» **Exercise details**
Copy every entry word for word, but skip the pictures.

» **Records shown**
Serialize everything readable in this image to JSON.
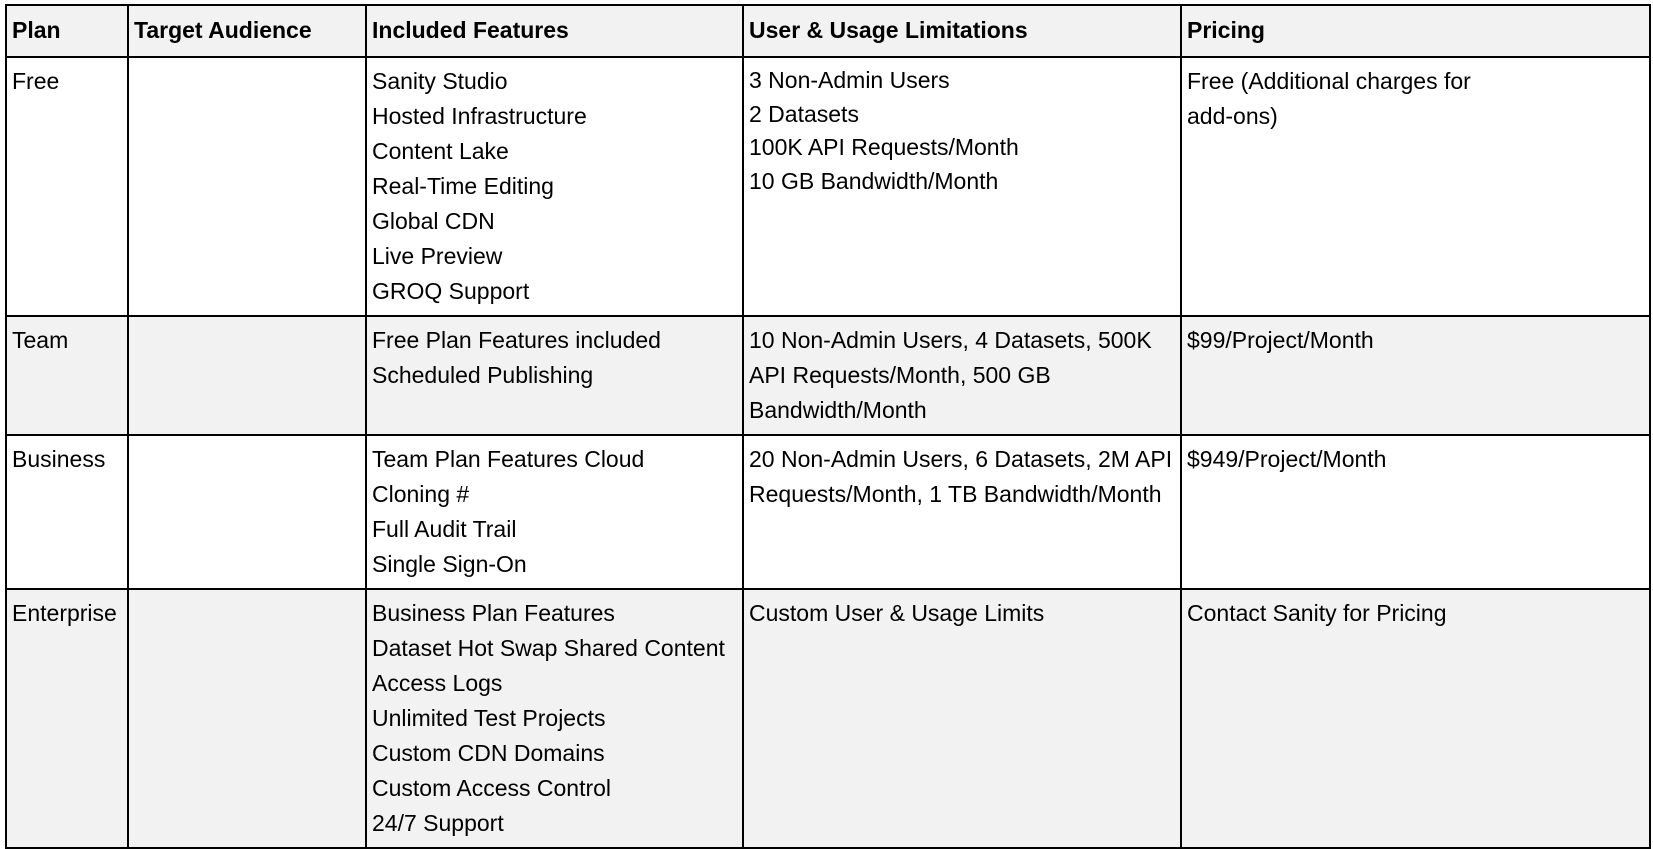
{
  "table": {
    "headers": [
      "Plan",
      "Target Audience",
      "Included Features",
      "User & Usage Limitations",
      "Pricing"
    ],
    "rows": [
      {
        "plan": "Free",
        "audience": "",
        "features": [
          "Sanity Studio",
          "Hosted Infrastructure",
          "Content Lake",
          "Real-Time Editing",
          "Global CDN",
          "Live Preview",
          "GROQ Support"
        ],
        "limits": [
          "3 Non-Admin Users",
          "2 Datasets",
          "100K API Requests/Month",
          "10 GB Bandwidth/Month"
        ],
        "pricing": "Free (Additional charges for add-ons)"
      },
      {
        "plan": "Team",
        "audience": "",
        "features": [
          "Free Plan Features included",
          "Scheduled Publishing"
        ],
        "limits": "10 Non-Admin Users, 4 Datasets, 500K API Requests/Month, 500 GB Bandwidth/Month",
        "pricing": "$99/Project/Month"
      },
      {
        "plan": "Business",
        "audience": "",
        "features": [
          "Team Plan Features Cloud",
          "Cloning #",
          "Full Audit Trail",
          "Single Sign-On"
        ],
        "limits": "20 Non-Admin Users, 6 Datasets, 2M API Requests/Month, 1 TB Bandwidth/Month",
        "pricing": "$949/Project/Month"
      },
      {
        "plan": "Enterprise",
        "audience": "",
        "features": [
          "Business Plan Features",
          "Dataset Hot Swap Shared Content",
          "Access Logs",
          "Unlimited Test Projects",
          "Custom CDN Domains",
          "Custom Access Control",
          "24/7 Support"
        ],
        "limits": "Custom User & Usage Limits",
        "pricing": "Contact Sanity for Pricing"
      }
    ]
  },
  "colors": {
    "border": "#000000",
    "header_bg": "#f2f2f2",
    "alt_row_bg": "#f2f2f2",
    "row_bg": "#ffffff"
  }
}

» **Exercise solution**
Serialize everything readable in this image to JSON.
{
  "table": {
    "headers": [
      "Plan",
      "Target Audience",
      "Included Features",
      "User & Usage Limitations",
      "Pricing"
    ],
    "rows": [
      {
        "plan": "Free",
        "audience": "",
        "features": [
          "Sanity Studio",
          "Hosted Infrastructure",
          "Content Lake",
          "Real-Time Editing",
          "Global CDN",
          "Live Preview",
          "GROQ Support"
        ],
        "limits": [
          "3 Non-Admin Users",
          "2 Datasets",
          "100K API Requests/Month",
          "10 GB Bandwidth/Month"
        ],
        "pricing": "Free (Additional charges for add-ons)"
      },
      {
        "plan": "Team",
        "audience": "",
        "features": [
          "Free Plan Features included",
          "Scheduled Publishing"
        ],
        "limits": "10 Non-Admin Users, 4 Datasets, 500K API Requests/Month, 500 GB Bandwidth/Month",
        "pricing": "$99/Project/Month"
      },
      {
        "plan": "Business",
        "audience": "",
        "features": [
          "Team Plan Features Cloud",
          "Cloning #",
          "Full Audit Trail",
          "Single Sign-On"
        ],
        "limits": "20 Non-Admin Users, 6 Datasets, 2M API Requests/Month, 1 TB Bandwidth/Month",
        "pricing": "$949/Project/Month"
      },
      {
        "plan": "Enterprise",
        "audience": "",
        "features": [
          "Business Plan Features",
          "Dataset Hot Swap Shared Content",
          "Access Logs",
          "Unlimited Test Projects",
          "Custom CDN Domains",
          "Custom Access Control",
          "24/7 Support"
        ],
        "limits": "Custom User & Usage Limits",
        "pricing": "Contact Sanity for Pricing"
      }
    ]
  },
  "colors": {
    "border": "#000000",
    "header_bg": "#f2f2f2",
    "alt_row_bg": "#f2f2f2",
    "row_bg": "#ffffff"
  }
}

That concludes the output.